With the holidays behind consumers and colder temperatures holding steady, alcohol sales typically decrease during the first part of the year.
The holiday months typically account for 30% of all sales of wine and spirits brands, which totals about $250 billion a year. Alcohol purchases peak in November, accounting for 37% of all purchases, according to Bev Spot. Then sales dip at the end of January into February. Come summer, sales increase again.
Why sales decrease after the holidays
Alcohol sales rise and dip throughout the year, but Americans are drinking less overall. The alcohol serving index decreased by an average of six fewer drinks per adult from 2017 to 2018, according to The Drinks Business.
Sales rise during November and December because consumers are buying for holiday events, and then dip during the early part of Q1 because those social gatherings have decreased. Some people also make New Year’s resolutions to drink less. Others partake in Dry January, meaning they choose not to drink for the entire first month of the year. On Instagram, the #DryJanuary hashtag has more than 225,000 posts, and #DryJanuary2020 has 5,000-plus posts.
Once the weather turns warmer, consumers seem to be looking to order another drink again.
What brands are doing to increase sales in winter months
2020 is a special time for the alcohol industry, bringing with it the 100th anniversary of Prohibition.
Templeton Rye, which has some history dating back to the 1920s, hosted an event to celebrate its rich tradition and whiskey.
The brand, which relaunched in 2006, dispersed old-time newsboys to the Flatiron District of New York City. The newsboys handed out custom newspapers dated January 16, 1920, announcing the start of Prohibition, but also inviting the public to its event on January 16, 2020. The newsboys created a visual that piqued the interest of New Yorkers and created a buzz for the evening’s event.
That evening, Templeton Rye took over the Rye House bar serving prohibition-themed cocktails and food. The event only featured Templeton Rye’s products, giving the public a taste and a reason to buzz about the brand on a cold January night.
Other brands, such as Kim Crawford Wines, use social media to combat the winter sales blues and ditch the resolutions. Kim Crawford posted on Instagram on January 2 with a photo of their wine in a glass and a piece of cake. The photo says “Eat The Cake.” The caption read, “No need to plan for resolutions when you’re already crushing it. We like you just the way you are.”
For companies that rely on direct-to-consumer sales, Wolffer Estate Vineyard is a strong example to follow. The Long Island-based vineyard launched a rosé-only club for $92-$153 per shipment in January 2020, with the first shipment going out in March.
Ways brands can increase January and February sales
For brands that have a strong direct-to-consumer business, touting that the winter months can provide good shipping conditions from West Coast wineries can help increase demand.
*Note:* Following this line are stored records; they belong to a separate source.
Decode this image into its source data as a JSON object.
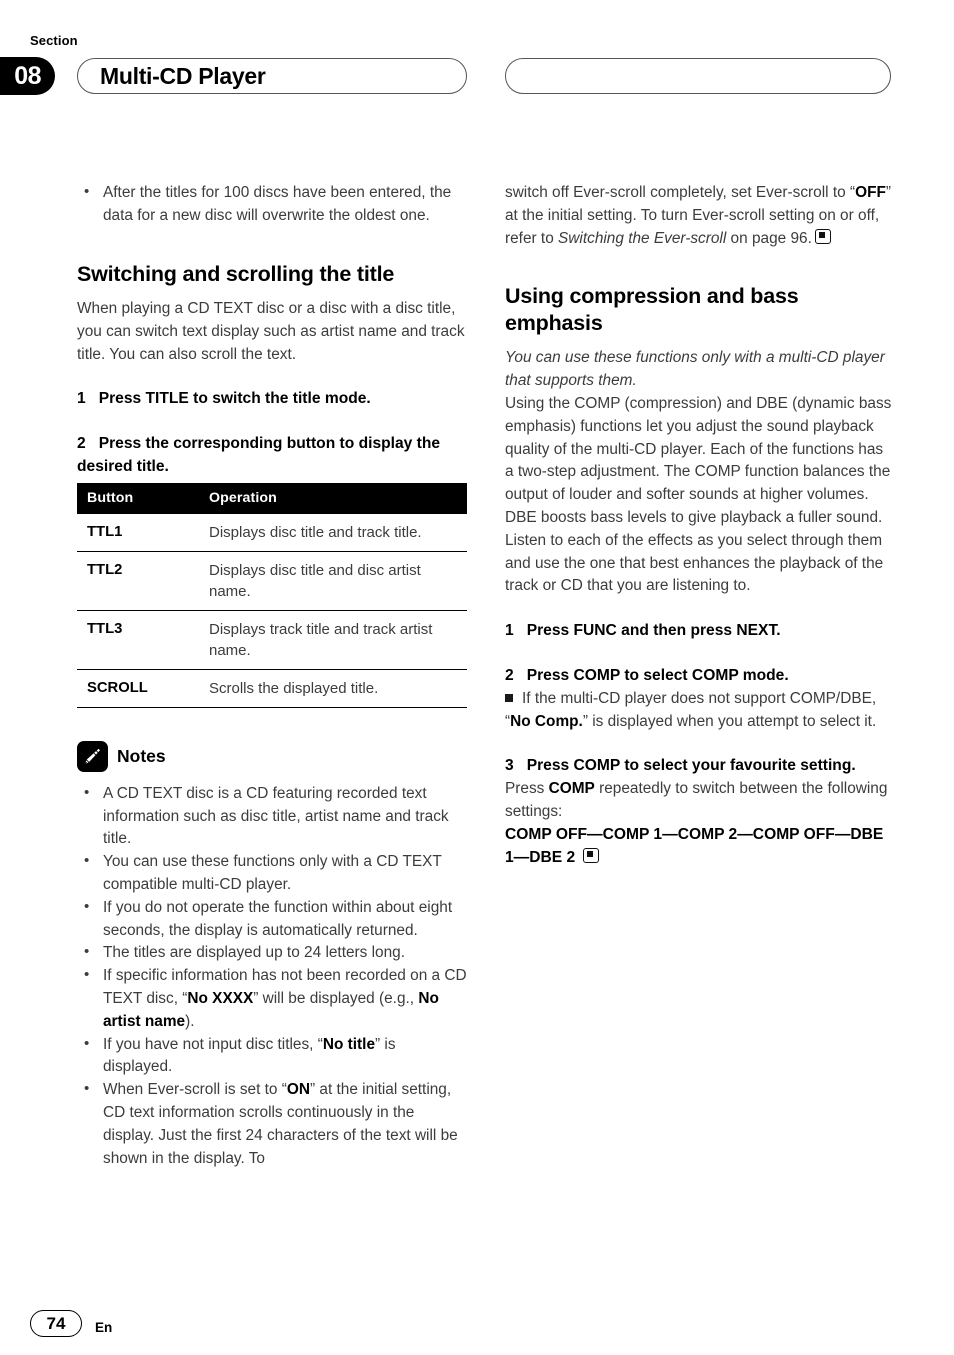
{
  "header": {
    "section_label": "Section",
    "section_number": "08",
    "chapter_title": "Multi-CD Player",
    "right_pill_title": ""
  },
  "left_column": {
    "top_bullets": [
      "After the titles for 100 discs have been entered, the data for a new disc will overwrite the oldest one."
    ],
    "heading": "Switching and scrolling the title",
    "intro": "When playing a CD TEXT disc or a disc with a disc title, you can switch text display such as artist name and track title. You can also scroll the text.",
    "steps": [
      {
        "num": "1",
        "text": "Press TITLE to switch the title mode."
      },
      {
        "num": "2",
        "text": "Press the corresponding button to display the desired title."
      }
    ],
    "table": {
      "columns": [
        "Button",
        "Operation"
      ],
      "rows": [
        {
          "button": "TTL1",
          "operation": "Displays disc title and track title."
        },
        {
          "button": "TTL2",
          "operation": "Displays disc title and disc artist name."
        },
        {
          "button": "TTL3",
          "operation": "Displays track title and track artist name."
        },
        {
          "button": "SCROLL",
          "operation": "Scrolls the displayed title."
        }
      ]
    },
    "notes_title": "Notes",
    "notes_icon": "pencil-icon",
    "notes": [
      "A CD TEXT disc is a CD featuring recorded text information such as disc title, artist name and track title.",
      "You can use these functions only with a CD TEXT compatible multi-CD player.",
      "If you do not operate the function within about eight seconds, the display is automatically returned.",
      "The titles are displayed up to 24 letters long."
    ],
    "note_no_xxxx_pre": "If specific information has not been recorded on a CD TEXT disc, “",
    "note_no_xxxx_bold": "No XXXX",
    "note_no_xxxx_mid": "” will be displayed (e.g., ",
    "note_no_xxxx_bold2": "No artist name",
    "note_no_xxxx_post": ").",
    "note_no_title_pre": "If you have not input disc titles, “",
    "note_no_title_bold": "No title",
    "note_no_title_post": "” is displayed.",
    "note_everscroll_pre": "When Ever-scroll is set to “",
    "note_everscroll_bold": "ON",
    "note_everscroll_post": "” at the initial setting, CD text information scrolls continuously in the display. Just the first 24 characters of the text will be shown in the display. To"
  },
  "right_column": {
    "continued_pre": "switch off Ever-scroll completely, set Ever-scroll to “",
    "continued_bold": "OFF",
    "continued_mid": "” at the initial setting. To turn Ever-scroll setting on or off, refer to ",
    "continued_italic": "Switching the Ever-scroll",
    "continued_post": " on page 96.",
    "heading": "Using compression and bass emphasis",
    "italic_intro": "You can use these functions only with a multi-CD player that supports them.",
    "body": "Using the COMP (compression) and DBE (dynamic bass emphasis) functions let you adjust the sound playback quality of the multi-CD player. Each of the functions has a two-step adjustment. The COMP function balances the output of louder and softer sounds at higher volumes. DBE boosts bass levels to give playback a fuller sound. Listen to each of the effects as you select through them and use the one that best enhances the playback of the track or CD that you are listening to.",
    "step1": {
      "num": "1",
      "text": "Press FUNC and then press NEXT."
    },
    "step2": {
      "num": "2",
      "text": "Press COMP to select COMP mode."
    },
    "step2_note_pre": "If the multi-CD player does not support COMP/DBE, “",
    "step2_note_bold": "No Comp.",
    "step2_note_post": "” is displayed when you attempt to select it.",
    "step3": {
      "num": "3",
      "text": "Press COMP to select your favourite setting."
    },
    "step3_body_pre": "Press ",
    "step3_body_bold": "COMP",
    "step3_body_post": " repeatedly to switch between the following settings:",
    "settings_chain": "COMP OFF—COMP 1—COMP 2—COMP OFF—DBE 1—DBE 2"
  },
  "footer": {
    "page_number": "74",
    "language": "En"
  },
  "colors": {
    "ink": "#231f20",
    "body_text": "#3c3c3c",
    "accent_black": "#000000",
    "page_background": "#ffffff"
  }
}
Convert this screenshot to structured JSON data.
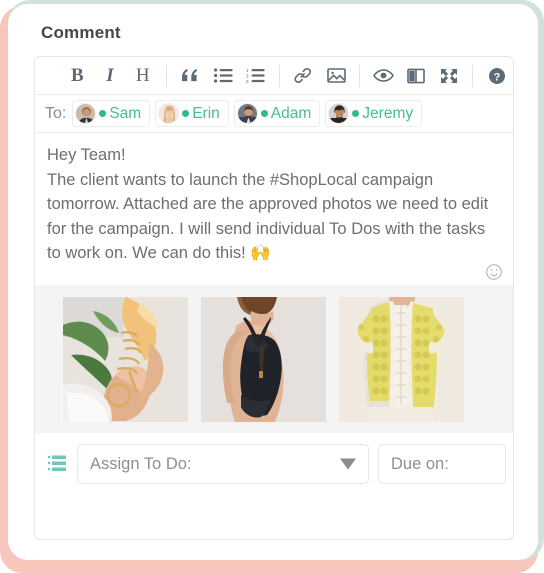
{
  "card": {
    "title": "Comment",
    "accent_color": "#45bd98",
    "frame_color": "#f7c6bd",
    "frame_color_secondary": "#cfe3da"
  },
  "toolbar": {
    "groups": [
      [
        {
          "name": "bold-icon",
          "label": "B"
        },
        {
          "name": "italic-icon",
          "label": "I"
        },
        {
          "name": "heading-icon",
          "label": "H"
        }
      ],
      [
        {
          "name": "blockquote-icon",
          "label": ""
        },
        {
          "name": "bulleted-list-icon",
          "label": ""
        },
        {
          "name": "numbered-list-icon",
          "label": ""
        }
      ],
      [
        {
          "name": "link-icon",
          "label": ""
        },
        {
          "name": "image-icon",
          "label": ""
        }
      ],
      [
        {
          "name": "preview-eye-icon",
          "label": ""
        },
        {
          "name": "split-view-icon",
          "label": ""
        },
        {
          "name": "fullscreen-icon",
          "label": ""
        }
      ],
      [
        {
          "name": "help-icon",
          "label": ""
        }
      ]
    ]
  },
  "recipients": {
    "label": "To:",
    "people": [
      {
        "name": "Sam",
        "status": "online"
      },
      {
        "name": "Erin",
        "status": "online"
      },
      {
        "name": "Adam",
        "status": "online"
      },
      {
        "name": "Jeremy",
        "status": "online"
      }
    ]
  },
  "message": {
    "text": "Hey Team!\nThe client wants to launch the #ShopLocal campaign tomorrow. Attached are the approved photos we need to edit for the campaign. I will send individual To Dos with the tasks to work on. We can do this! 🙌",
    "emoji_button": "emoji-picker-icon"
  },
  "attachments": [
    {
      "name": "attachment-rings-photo",
      "alt": "Hand wearing gold rings next to flowers"
    },
    {
      "name": "attachment-swimsuit-photo",
      "alt": "Model in black one-piece swimsuit"
    },
    {
      "name": "attachment-lace-top-photo",
      "alt": "Yellow lace top detail"
    }
  ],
  "footer": {
    "list_icon": "todo-list-icon",
    "assign": {
      "placeholder": "Assign To Do:",
      "value": "",
      "options": []
    },
    "due": {
      "placeholder": "Due on:",
      "value": ""
    }
  }
}
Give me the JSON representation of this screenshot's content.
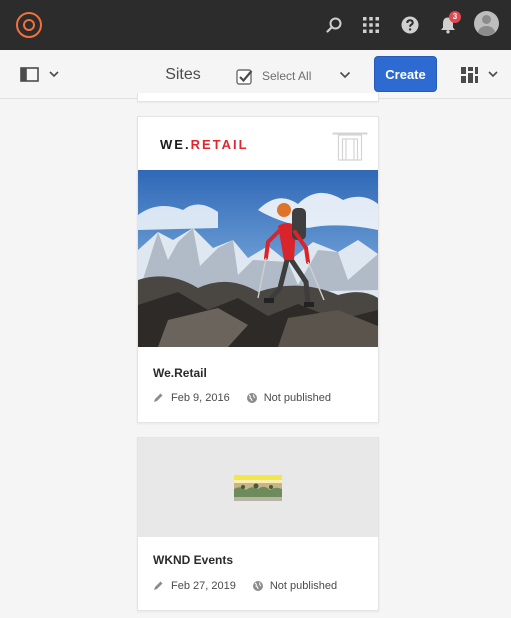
{
  "topbar": {
    "logo_icon": "adobe-experience-cloud-icon",
    "search_icon": "search-icon",
    "apps_icon": "apps-grid-icon",
    "help_icon": "help-icon",
    "notifications_icon": "bell-icon",
    "notifications_count": "3",
    "avatar_icon": "user-avatar-icon"
  },
  "actionbar": {
    "rail_toggle_icon": "panel-toggle-icon",
    "title": "Sites",
    "select_all_label": "Select All",
    "create_label": "Create",
    "view_switcher_icon": "card-view-icon"
  },
  "colors": {
    "topbar_bg": "#2c2c2c",
    "logo_accent": "#f2703d",
    "primary_button": "#2d6bd3",
    "brand_red": "#e3262e",
    "badge_red": "#e34850"
  },
  "cards": [
    {
      "title": "We.Retail",
      "brand_text": "WE.",
      "brand_accent_text": "RETAIL",
      "edited_date": "Feb 9, 2016",
      "publish_status": "Not published"
    },
    {
      "title": "WKND Events",
      "edited_date": "Feb 27, 2019",
      "publish_status": "Not published"
    }
  ]
}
Wineries can also offer free shipping or one bottle-free promotion to increase sales.
Some retailers use data they’ve gathered throughout the year to introduce new brands to their customers in the winter months. While big box retailers may employ a strategy of using aggressive pricing on popular wines during these months, some businesses take advantage of their customers’ tastes and preferences that they’ve been tracking. They bring in similar products that can keep people coming back throughout the slower winter months.
If brands have the resources to throw an event and drum up marketing, allowing potential customers to try your product and experience the lifestyle that would go along with it will help increase sales. Creating an event with a winter theme, such as a ski chalet, can help customers feel as if they’re in the Alps. Drinks can be winter-themed too, such as mulled wine or a hot toddy.